My immediate aim is to make them feel relaxed … that I understand them and will not judge them no matter how they present themselves in terms of clothes and other aspects of their presentation.
It is crucial that well-intentioned relational partners actively affirm the identities that transgender people express
Open discussions about gender identity, in which both transgender people and their relational partners question and challenge gender norms and societal restrictions, can strengthen those relationships. Unfortunately, hostile and ambivalent experiences are also relatively common in transgender people’s social relationships, which can reinforce stigma. The importance of these different types of social experiences was highlighted by another transgender study participant, who told us:
I was never particularly high-key in my dysphoria, until it came to interacting with other people.
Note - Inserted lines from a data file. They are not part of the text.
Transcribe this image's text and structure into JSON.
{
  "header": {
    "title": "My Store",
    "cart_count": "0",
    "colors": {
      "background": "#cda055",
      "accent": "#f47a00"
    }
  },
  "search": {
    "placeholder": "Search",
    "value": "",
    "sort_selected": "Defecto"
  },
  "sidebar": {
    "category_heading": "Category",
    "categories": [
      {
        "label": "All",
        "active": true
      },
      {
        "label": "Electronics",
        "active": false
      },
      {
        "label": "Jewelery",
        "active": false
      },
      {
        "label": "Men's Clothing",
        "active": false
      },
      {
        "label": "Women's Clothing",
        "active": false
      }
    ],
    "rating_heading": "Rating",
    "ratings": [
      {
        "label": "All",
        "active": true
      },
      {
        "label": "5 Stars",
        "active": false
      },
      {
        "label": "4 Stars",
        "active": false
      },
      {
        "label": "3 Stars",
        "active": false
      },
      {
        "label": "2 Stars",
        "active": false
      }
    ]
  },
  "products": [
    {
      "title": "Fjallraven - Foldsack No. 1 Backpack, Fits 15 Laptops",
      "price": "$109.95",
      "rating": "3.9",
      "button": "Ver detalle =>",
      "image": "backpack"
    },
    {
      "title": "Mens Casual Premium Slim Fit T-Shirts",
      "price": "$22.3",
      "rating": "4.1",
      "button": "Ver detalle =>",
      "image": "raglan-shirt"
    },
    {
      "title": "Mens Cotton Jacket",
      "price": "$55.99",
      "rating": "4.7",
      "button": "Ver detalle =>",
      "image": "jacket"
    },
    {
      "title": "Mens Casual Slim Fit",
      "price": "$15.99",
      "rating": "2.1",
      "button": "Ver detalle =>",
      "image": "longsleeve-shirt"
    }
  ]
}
It was [more] about them and how they saw me than how I saw myself.
In many parts of the world, if transgender people are even able to access medical gender identity services in the first place, waiting lists can extend for months or even years. This waiting period can be particularly fraught, as transgender people might not be able to physically ‘pass’ as their gender, making social gender affirmation potentially even more important to their identities and wellbeing. It is crucial that well-intentioned relational partners actively affirm the identities that transgender people express, including through their changes in dress and mannerisms, and even absent any particular physical changes.
It is worth noting that affirming someone’s identity is not about being perfect or never making a mistake. Recent experimental work that we have conducted confirms that people who are not transgender understandably worry about accidentally using incorrect pronouns and language when interacting with transgender people. While not ideal, such mistakes are of course natural to some extent and do not necessarily signify ill will. Interactions between members of different social groups have the potential to provoke anxiety, but they often go better than people expect. Therefore, efforts to educate people about the importance of affirming the identities of transgender friends, family members and strangers could reap benefits not only for transgender people’s wellbeing but also for their own.
Ultimately, gender identity affirmation is about respect for transgender people and their human dignity. It is not for society to dictate the truth of an individual’s existence. What we can and should do is focus on our own ability to help others feel seen as their true selves, nurturing social environments that support mutual recognition and affirmation for all people and their multitudinous social identities. By recognising and affirming the various identities we express, we can celebrate our shared humanity.